HIGH Beautiful visuals from the entire series.
LOW There’s no meat to the story.
WTF The Frozen song.
Kingdom Hearts, the franchise combining Square-Enix RPG elements and Disney characters, has become a staple of the action-RPG genre with a grand following. With a legacy that spans nearly 20 years, its imagery and music are everywhere in gaming culture — it’s easy to see why something like Melody of Memory would be created, but focusing on only one part of that equation was a fail for me.
Kingdom Hearts: Melody of Memory is one of the few in the series that is not an action-RPG. Instead, players are treated to a rhythm game where hitting the notes of songs controls series staples Sora, Donald and Goofy as they battle enemies and destroy obstacles. Missing notes causes enemies to hit the team. When the player’s health reaches zero, the song ends as the character is defeated.
As players complete songs, they can earn or create items that will automatically heal them if they get low on health. Players can also craft items like character art, new songs and videos, or concept art using some of the resources they will earn during play.
In the story mode, each song offers a mix of notes to hit and enemies that will appear, and these patterns are smartly changed up each time players go through a section of a song. The first time, the pattern is simple and easy to follow.
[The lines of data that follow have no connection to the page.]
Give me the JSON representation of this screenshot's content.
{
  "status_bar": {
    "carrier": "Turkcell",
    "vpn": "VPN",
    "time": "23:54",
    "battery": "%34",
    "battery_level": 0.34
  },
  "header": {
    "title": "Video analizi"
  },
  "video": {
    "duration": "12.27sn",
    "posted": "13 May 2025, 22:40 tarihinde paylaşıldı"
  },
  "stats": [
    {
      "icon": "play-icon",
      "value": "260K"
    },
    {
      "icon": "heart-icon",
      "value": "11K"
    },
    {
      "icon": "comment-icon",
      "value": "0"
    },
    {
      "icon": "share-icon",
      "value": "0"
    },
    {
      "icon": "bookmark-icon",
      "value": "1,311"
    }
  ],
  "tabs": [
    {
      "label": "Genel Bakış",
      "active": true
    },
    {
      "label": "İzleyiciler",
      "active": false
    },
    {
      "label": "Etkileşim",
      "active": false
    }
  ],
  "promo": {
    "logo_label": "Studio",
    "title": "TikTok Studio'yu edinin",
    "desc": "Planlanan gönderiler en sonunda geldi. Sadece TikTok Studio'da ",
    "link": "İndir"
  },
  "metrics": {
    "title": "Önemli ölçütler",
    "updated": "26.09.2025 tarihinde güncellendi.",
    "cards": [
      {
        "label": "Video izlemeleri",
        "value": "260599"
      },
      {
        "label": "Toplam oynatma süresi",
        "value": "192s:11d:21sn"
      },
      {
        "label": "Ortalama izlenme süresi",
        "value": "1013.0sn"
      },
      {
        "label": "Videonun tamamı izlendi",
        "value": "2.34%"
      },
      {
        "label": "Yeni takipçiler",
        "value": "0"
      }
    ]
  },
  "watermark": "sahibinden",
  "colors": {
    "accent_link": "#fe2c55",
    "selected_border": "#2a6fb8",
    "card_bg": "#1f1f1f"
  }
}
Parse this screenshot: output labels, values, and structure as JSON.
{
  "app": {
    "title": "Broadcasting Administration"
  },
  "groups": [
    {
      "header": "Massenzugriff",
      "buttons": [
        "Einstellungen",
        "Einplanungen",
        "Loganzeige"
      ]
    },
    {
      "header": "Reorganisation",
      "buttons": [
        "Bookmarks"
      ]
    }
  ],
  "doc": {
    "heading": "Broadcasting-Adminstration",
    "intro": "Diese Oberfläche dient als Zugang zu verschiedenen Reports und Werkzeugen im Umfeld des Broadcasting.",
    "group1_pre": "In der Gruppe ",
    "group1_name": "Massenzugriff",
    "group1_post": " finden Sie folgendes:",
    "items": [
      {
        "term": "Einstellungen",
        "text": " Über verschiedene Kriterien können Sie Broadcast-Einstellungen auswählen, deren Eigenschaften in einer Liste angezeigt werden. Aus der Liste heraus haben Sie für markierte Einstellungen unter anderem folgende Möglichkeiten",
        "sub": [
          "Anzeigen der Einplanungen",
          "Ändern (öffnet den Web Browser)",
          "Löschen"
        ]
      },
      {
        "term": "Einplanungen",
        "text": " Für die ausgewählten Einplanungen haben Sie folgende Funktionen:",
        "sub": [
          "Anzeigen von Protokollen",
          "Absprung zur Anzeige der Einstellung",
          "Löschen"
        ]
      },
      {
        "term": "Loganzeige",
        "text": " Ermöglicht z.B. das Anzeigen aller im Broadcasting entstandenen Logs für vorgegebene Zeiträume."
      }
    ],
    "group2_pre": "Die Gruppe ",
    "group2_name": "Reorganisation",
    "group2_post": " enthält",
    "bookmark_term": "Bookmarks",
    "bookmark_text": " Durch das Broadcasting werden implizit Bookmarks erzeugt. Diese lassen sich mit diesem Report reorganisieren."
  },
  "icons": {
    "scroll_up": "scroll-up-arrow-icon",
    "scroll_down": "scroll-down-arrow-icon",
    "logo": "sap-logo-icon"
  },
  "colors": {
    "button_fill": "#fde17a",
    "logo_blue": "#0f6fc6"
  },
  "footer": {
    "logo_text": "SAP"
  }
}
The next time through adds a bit more, and then a bit more after that. While the sections remain the same, players may be hitting the notes of a different instrument or playing more notes than they did the last time.
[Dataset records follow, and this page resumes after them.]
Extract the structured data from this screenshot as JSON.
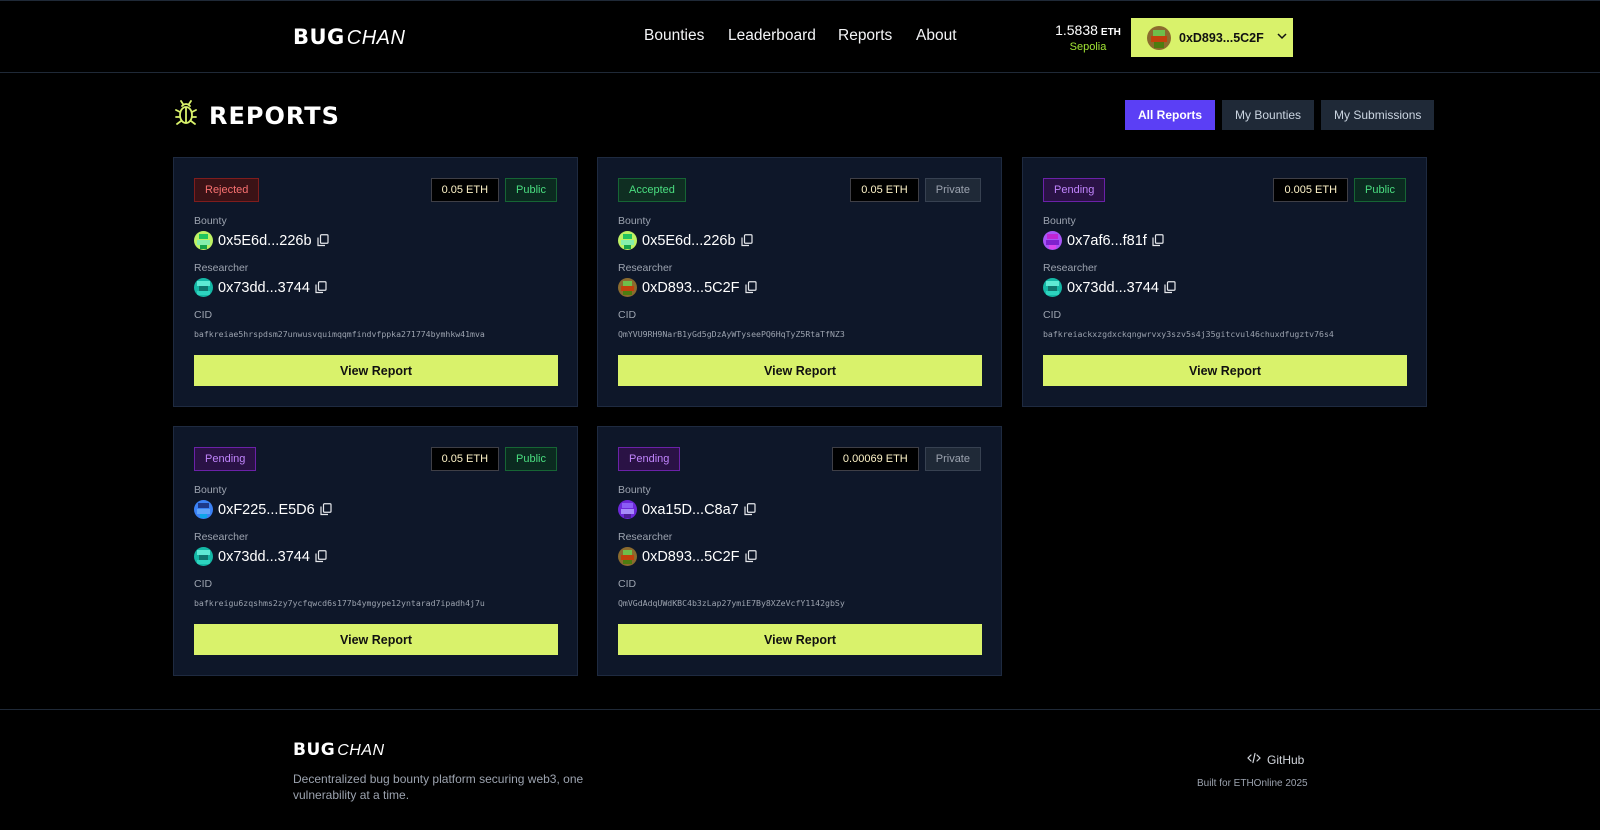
{
  "brand": {
    "bug": "BUG",
    "chan": "CHAN"
  },
  "nav": {
    "items": [
      "Bounties",
      "Leaderboard",
      "Reports",
      "About"
    ]
  },
  "wallet": {
    "balance": "1.5838",
    "unit": "ETH",
    "network": "Sepolia",
    "address": "0xD893...5C2F"
  },
  "page": {
    "title": "REPORTS"
  },
  "filters": {
    "items": [
      "All Reports",
      "My Bounties",
      "My Submissions"
    ],
    "active": "All Reports"
  },
  "labels": {
    "bounty": "Bounty",
    "researcher": "Researcher",
    "cid": "CID",
    "view_report": "View Report"
  },
  "reports": [
    {
      "status": "Rejected",
      "amount": "0.05 ETH",
      "visibility": "Public",
      "bounty": "0x5E6d...226b",
      "researcher": "0x73dd...3744",
      "cid": "bafkreiae5hrspdsm27unwusvquimqqmfindvfppka271774bymhkw41mva"
    },
    {
      "status": "Accepted",
      "amount": "0.05 ETH",
      "visibility": "Private",
      "bounty": "0x5E6d...226b",
      "researcher": "0xD893...5C2F",
      "cid": "QmYVU9RH9NarB1yGd5gDzAyWTyseePQ6HqTyZ5RtaTfNZ3"
    },
    {
      "status": "Pending",
      "amount": "0.005 ETH",
      "visibility": "Public",
      "bounty": "0x7af6...f81f",
      "researcher": "0x73dd...3744",
      "cid": "bafkreiackxzgdxckqngwrvxy3szv5s4j35gitcvul46chuxdfugztv76s4"
    },
    {
      "status": "Pending",
      "amount": "0.05 ETH",
      "visibility": "Public",
      "bounty": "0xF225...E5D6",
      "researcher": "0x73dd...3744",
      "cid": "bafkreigu6zqshms2zy7ycfqwcd6s177b4ymgype12yntarad7ipadh4j7u"
    },
    {
      "status": "Pending",
      "amount": "0.00069 ETH",
      "visibility": "Private",
      "bounty": "0xa15D...C8a7",
      "researcher": "0xD893...5C2F",
      "cid": "QmVGdAdqUWdKBC4b3zLap27ymiE7By8XZeVcfY1142gbSy"
    }
  ],
  "footer": {
    "tagline": "Decentralized bug bounty platform securing web3, one vulnerability at a time.",
    "github": "GitHub",
    "built": "Built for ETHOnline 2025"
  },
  "colors": {
    "accent": "#d9f26b",
    "primary": "#5b3ff5",
    "background": "#000000",
    "card": "#0e1729"
  },
  "icons": {
    "logo": "bug-icon",
    "copy": "copy-icon",
    "chevron": "chevron-down-icon",
    "code": "code-icon"
  }
}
Outside of the story mode, players have a free play mode to practice songs or can play in “Performer” mode which increases the enemy count and requires specific button combinations instead of single-button notes. Melody of Memory also offers a multiplayer mode where players can co-op through scenarios, play against computer players, or battle each other.
So where does it fail? At certain points of the story mode, series heroine Kairi will give a “the story so far” lore dump with scenes from the entire series. On one hand, these dumps are a digestible way to understand a huge, sprawling plot that’s overflowing with backstory and ulterior motives for a pantheon of characters. The problem? It’s just a recap.
In essence, this mode sends players through the entire story of the series without adding any new content of its own. I had personally been hoping for a few revelations, especially knowing that Melody of Memory takes place after Kingdom Hearts 3, but I didn’t get anything fresh until the final 20 minutes. As someone eager to get more from this franchise, realizing this was essentially just one huge retelling was a disappointment.
While the script was a letdown, at least the music is good, right? To a point it is, but I realized something — other than sections featuring a specific Disney song, all of the music in Melody of Memory was background music.
The loop for most songs is about 30-45 seconds, and players will end up playing through two or three loops of each song. I was able to complete most in one or two tries — not too bad — but some of the harder songs had me banging my head against the wall because I was hearing the same bars of music over and over again. The story mode unlocks more interesting songs for free play mode, but why are the story selections so dull?
Melody of Memory also takes a weird left turn when it comes to the boss battles. During play, a circle will surround a note as it gets close to the player’s characters. The closer to the note the circle is when players hit the button, the better. however, in boss battles these mechanics are thrown out the window as notes move in a wide arc from left to right and players have to hit notes when they line up with a specific bar. This type of play is never used outside of boss battles, and it’s a needless change that just confuses things.
I knew Melody of Memory was a rhythm spin-off before I started it, so I kept my expectations fairly low, but it didn’t even clear that bar. The music isn’t awful and the visuals are beautiful, but it gives players almost nothing substantial in the main story. In light of this, I can only recommend it to those who really love rhythm games or the music from Kingdom Hearts.
Disclosures: This game is developed and published by Square Enix. It is currently available on PS4 and Switch. This copy of the game was obtained via publisher and reviewed on the PS4. Approximately 10 hours of play were devoted to the single-player mode, and the game was completed. About 1 hour was spent in multiplayer
Parents: According to the ESRB, this game is rated E and contains Fantasy Violence and Mild language. There’s one use of the word “damned” in the game, and players will attack enemies which explode into sparks and smoke. Nothing too troublesome here.
Colorblind Modes: There are no colorblind modes.
Deaf & Hard of Hearing Gamers: Text and voiceover are in the game, but the text is not resizable. Playing with no sound doesn’t hinder gameplay since each note has an indicator on when the note needs to be hit. This game is fully accessible.
Remappable controls: This game features no remappable controls, and no control diagram. Players can use X, R1, or L1 to hit notes, and may need to use a combination of all three. Players must use Triangle to hit ability crystals, and use circle to jump over hazards, reach airborne enemies, or hold to glide to hit strings of notes. Performer mode will also have players using directional inputs and most other buttons on the controller to hit specific notes.